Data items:

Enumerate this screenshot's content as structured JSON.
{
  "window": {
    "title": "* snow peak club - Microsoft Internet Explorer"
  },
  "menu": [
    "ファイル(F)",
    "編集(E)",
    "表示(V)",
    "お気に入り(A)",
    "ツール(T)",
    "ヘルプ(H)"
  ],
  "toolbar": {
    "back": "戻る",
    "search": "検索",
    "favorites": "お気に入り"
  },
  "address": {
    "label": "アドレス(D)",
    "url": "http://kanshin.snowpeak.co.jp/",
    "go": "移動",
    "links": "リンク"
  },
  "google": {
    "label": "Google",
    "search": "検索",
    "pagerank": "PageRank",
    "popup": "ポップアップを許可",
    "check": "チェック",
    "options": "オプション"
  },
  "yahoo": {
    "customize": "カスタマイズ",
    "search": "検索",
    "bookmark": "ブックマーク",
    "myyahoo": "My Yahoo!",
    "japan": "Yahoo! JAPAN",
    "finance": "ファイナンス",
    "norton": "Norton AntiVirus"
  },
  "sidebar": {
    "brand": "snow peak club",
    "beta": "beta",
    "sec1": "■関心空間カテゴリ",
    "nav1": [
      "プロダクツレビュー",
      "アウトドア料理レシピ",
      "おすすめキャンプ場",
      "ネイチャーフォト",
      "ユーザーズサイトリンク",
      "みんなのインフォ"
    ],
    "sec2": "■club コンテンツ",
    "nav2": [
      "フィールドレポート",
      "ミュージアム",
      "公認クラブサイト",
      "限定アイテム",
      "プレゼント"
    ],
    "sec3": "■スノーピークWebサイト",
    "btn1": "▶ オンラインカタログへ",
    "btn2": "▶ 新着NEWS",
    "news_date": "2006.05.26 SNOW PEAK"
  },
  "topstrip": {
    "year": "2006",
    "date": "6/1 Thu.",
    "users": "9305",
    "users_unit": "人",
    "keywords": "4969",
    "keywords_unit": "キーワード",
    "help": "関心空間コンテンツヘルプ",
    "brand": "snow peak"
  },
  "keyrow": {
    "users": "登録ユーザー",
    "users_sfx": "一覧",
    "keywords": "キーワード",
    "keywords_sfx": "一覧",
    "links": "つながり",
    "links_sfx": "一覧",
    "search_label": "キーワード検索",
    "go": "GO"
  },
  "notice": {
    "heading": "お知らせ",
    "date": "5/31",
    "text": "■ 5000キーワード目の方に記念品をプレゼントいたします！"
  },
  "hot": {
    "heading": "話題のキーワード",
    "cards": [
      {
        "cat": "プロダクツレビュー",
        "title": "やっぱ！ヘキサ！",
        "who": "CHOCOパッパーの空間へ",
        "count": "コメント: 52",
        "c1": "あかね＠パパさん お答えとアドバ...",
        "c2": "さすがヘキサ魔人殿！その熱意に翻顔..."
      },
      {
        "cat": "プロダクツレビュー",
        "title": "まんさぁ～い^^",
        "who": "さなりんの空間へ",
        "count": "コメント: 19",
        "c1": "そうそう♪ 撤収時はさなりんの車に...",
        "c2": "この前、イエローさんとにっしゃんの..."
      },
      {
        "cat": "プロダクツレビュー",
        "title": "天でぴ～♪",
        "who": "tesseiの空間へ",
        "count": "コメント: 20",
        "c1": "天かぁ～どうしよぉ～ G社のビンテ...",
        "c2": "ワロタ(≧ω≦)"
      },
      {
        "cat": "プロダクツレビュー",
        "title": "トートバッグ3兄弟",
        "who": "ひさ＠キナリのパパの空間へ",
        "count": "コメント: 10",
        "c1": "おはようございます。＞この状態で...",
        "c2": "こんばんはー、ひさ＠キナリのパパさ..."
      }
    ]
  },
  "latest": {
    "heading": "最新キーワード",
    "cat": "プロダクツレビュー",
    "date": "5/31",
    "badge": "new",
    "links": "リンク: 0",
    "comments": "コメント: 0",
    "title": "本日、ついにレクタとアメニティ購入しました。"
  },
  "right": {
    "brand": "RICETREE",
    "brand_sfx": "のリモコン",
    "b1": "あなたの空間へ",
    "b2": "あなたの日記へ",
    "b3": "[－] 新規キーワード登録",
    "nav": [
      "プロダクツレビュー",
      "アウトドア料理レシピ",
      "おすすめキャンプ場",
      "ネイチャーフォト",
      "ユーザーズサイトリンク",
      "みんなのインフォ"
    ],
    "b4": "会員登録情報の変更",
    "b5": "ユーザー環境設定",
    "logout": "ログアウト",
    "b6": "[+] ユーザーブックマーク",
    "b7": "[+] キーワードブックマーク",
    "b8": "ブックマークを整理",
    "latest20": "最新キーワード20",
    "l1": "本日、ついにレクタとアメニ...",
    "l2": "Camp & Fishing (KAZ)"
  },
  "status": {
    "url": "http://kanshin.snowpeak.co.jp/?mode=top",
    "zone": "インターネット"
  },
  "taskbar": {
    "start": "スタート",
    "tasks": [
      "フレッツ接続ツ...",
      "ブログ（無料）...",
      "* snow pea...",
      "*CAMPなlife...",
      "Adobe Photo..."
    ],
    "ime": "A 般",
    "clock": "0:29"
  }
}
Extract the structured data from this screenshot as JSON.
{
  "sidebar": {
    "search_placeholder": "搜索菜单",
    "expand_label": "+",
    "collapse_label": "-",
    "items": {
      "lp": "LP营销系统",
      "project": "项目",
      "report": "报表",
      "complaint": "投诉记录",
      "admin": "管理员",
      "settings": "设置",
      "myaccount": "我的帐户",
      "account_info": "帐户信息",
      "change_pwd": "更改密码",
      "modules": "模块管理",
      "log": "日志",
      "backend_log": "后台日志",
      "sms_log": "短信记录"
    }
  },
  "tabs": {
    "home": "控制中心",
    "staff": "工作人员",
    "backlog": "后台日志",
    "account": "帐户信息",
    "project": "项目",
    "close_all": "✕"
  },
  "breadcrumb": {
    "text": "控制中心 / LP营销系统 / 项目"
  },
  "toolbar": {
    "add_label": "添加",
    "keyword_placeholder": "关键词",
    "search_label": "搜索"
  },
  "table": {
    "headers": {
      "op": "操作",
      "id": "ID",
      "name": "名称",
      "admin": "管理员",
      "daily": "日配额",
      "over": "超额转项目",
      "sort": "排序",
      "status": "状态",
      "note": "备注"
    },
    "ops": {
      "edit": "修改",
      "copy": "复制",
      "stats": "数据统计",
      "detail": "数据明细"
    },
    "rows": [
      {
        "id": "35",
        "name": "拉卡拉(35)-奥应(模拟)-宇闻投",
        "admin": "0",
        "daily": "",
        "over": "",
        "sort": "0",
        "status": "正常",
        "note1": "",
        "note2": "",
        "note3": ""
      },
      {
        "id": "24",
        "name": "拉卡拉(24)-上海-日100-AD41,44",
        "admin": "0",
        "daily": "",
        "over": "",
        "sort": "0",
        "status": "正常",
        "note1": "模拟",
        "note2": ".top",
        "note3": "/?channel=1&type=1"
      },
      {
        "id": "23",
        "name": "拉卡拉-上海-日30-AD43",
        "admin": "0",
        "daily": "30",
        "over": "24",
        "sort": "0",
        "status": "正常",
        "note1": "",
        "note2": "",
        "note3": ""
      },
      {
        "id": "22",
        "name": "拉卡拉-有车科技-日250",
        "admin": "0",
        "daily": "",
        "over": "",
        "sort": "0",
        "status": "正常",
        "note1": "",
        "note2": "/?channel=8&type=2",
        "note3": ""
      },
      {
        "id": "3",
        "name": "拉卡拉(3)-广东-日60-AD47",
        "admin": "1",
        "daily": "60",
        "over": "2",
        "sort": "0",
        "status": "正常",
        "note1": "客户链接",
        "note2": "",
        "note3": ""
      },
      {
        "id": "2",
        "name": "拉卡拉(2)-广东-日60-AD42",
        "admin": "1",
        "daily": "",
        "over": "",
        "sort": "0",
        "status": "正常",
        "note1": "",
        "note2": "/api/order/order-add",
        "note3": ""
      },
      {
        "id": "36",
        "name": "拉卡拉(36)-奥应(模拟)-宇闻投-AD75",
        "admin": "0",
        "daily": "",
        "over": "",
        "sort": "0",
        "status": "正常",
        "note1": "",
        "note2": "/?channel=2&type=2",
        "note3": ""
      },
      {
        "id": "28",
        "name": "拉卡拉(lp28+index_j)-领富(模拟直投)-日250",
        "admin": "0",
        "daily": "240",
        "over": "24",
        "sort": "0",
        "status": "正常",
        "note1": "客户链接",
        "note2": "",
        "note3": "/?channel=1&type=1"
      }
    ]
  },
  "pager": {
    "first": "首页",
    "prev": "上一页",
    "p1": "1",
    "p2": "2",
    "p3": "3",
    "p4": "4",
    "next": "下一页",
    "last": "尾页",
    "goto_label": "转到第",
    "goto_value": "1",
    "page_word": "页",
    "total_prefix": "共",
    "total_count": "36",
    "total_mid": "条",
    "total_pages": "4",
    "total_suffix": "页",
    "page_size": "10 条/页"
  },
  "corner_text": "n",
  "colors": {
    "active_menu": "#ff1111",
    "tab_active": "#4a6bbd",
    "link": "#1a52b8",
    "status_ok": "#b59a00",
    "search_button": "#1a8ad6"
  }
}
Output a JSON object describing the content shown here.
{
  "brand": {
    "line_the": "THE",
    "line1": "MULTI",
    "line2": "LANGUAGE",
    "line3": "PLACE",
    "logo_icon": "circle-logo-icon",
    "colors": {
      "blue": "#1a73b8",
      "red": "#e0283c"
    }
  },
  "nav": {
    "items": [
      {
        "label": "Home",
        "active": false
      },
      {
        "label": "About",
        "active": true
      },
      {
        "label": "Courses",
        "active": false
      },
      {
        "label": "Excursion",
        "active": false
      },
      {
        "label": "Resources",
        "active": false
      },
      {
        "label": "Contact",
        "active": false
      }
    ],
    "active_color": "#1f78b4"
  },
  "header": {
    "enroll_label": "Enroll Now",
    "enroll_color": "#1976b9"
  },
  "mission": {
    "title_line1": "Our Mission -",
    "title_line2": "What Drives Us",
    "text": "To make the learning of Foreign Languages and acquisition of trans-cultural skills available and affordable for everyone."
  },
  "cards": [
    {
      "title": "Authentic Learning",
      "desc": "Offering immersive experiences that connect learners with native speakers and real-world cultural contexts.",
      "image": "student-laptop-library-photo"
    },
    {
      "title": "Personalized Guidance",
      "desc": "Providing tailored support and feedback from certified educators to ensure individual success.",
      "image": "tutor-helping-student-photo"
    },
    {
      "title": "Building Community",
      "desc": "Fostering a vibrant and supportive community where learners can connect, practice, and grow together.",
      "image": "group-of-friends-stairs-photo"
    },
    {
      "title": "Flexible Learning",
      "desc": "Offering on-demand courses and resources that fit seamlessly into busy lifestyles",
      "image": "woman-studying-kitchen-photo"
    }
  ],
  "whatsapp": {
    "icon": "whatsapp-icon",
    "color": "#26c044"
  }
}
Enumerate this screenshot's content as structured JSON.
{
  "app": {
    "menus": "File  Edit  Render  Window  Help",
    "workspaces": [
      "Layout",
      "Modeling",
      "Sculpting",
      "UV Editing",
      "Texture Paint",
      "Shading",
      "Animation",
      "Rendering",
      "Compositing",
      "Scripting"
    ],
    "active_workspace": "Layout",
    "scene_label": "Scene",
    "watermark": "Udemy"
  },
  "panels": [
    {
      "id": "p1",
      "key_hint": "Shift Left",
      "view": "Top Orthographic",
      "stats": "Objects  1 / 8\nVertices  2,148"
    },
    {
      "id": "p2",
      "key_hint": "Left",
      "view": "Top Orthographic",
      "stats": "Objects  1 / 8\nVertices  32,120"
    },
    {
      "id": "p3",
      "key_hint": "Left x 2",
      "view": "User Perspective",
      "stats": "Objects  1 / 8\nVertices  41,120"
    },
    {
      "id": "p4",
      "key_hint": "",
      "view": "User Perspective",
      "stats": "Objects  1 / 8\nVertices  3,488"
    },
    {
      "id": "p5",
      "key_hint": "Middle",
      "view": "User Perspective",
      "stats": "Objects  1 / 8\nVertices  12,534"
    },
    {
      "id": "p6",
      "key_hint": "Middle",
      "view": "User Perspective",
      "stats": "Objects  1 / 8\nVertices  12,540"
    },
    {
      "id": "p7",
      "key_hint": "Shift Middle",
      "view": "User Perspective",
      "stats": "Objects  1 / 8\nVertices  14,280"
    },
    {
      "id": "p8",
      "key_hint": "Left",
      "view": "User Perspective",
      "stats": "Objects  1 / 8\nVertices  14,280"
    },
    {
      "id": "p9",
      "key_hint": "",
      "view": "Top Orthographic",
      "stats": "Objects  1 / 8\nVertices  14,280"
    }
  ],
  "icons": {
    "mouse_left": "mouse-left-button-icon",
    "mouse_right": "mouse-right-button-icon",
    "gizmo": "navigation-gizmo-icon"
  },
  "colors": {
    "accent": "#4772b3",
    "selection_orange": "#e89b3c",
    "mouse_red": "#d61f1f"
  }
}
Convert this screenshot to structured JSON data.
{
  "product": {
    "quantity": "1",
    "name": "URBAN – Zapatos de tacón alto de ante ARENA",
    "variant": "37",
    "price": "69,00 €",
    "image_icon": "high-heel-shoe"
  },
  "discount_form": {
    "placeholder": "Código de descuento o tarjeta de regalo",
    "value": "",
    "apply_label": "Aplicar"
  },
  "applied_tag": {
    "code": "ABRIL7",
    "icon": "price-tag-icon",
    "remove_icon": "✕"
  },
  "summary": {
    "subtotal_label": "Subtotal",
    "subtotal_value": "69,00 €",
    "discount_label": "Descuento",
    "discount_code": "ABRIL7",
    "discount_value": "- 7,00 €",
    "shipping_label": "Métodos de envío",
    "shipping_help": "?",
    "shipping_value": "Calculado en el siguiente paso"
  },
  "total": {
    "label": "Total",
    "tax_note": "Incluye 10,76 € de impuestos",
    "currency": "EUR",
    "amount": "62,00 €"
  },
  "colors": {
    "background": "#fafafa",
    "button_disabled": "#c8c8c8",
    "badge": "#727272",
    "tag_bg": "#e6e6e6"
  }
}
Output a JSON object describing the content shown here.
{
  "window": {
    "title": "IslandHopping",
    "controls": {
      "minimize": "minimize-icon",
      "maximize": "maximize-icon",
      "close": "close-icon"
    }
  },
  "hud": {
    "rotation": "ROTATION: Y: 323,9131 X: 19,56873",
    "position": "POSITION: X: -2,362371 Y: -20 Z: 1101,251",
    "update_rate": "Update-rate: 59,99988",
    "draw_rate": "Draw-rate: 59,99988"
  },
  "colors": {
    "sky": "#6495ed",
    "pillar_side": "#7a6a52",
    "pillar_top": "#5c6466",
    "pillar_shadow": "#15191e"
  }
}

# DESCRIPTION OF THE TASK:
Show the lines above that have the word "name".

# FINISHED EXERCISE:
      "name": "名称",
        "name": "拉卡拉(35)-奥应(模拟)-宇闻投",
        "name": "拉卡拉(24)-上海-日100-AD41,44",
        "name": "拉卡拉-上海-日30-AD43",
        "name": "拉卡拉-有车科技-日250",
        "name": "拉卡拉(3)-广东-日60-AD47",
        "name": "拉卡拉(2)-广东-日60-AD42",
        "name": "拉卡拉(36)-奥应(模拟)-宇闻投-AD75",
        "name": "拉卡拉(lp28+index_j)-领富(模拟直投)-日250",
    "name": "URBAN – Zapatos de tacón alto de ante ARENA",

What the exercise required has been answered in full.